WORK ITEM →
Repeat the records exactly, so that each line matches the original.

INFORMATION GIVEN →
BEGIN

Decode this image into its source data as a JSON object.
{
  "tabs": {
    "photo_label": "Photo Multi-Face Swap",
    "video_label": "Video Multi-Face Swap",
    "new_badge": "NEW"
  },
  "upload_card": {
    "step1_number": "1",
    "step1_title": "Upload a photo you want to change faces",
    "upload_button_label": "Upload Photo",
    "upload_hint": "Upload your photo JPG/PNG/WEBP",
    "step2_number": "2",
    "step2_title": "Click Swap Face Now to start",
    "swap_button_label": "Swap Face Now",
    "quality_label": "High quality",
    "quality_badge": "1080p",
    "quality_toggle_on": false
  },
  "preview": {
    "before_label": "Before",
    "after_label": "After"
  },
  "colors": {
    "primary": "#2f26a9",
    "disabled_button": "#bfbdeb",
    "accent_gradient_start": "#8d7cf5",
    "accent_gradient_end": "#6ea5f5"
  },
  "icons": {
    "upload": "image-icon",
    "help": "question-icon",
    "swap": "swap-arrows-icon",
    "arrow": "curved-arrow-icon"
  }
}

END

WRITTEN RESPONSE →
Decode this image into its source data as a JSON object.
{
  "tabs": {
    "photo_label": "Photo Multi-Face Swap",
    "video_label": "Video Multi-Face Swap",
    "new_badge": "NEW"
  },
  "upload_card": {
    "step1_number": "1",
    "step1_title": "Upload a photo you want to change faces",
    "upload_button_label": "Upload Photo",
    "upload_hint": "Upload your photo JPG/PNG/WEBP",
    "step2_number": "2",
    "step2_title": "Click Swap Face Now to start",
    "swap_button_label": "Swap Face Now",
    "quality_label": "High quality",
    "quality_badge": "1080p",
    "quality_toggle_on": false
  },
  "preview": {
    "before_label": "Before",
    "after_label": "After"
  },
  "colors": {
    "primary": "#2f26a9",
    "disabled_button": "#bfbdeb",
    "accent_gradient_start": "#8d7cf5",
    "accent_gradient_end": "#6ea5f5"
  },
  "icons": {
    "upload": "image-icon",
    "help": "question-icon",
    "swap": "swap-arrows-icon",
    "arrow": "curved-arrow-icon"
  }
}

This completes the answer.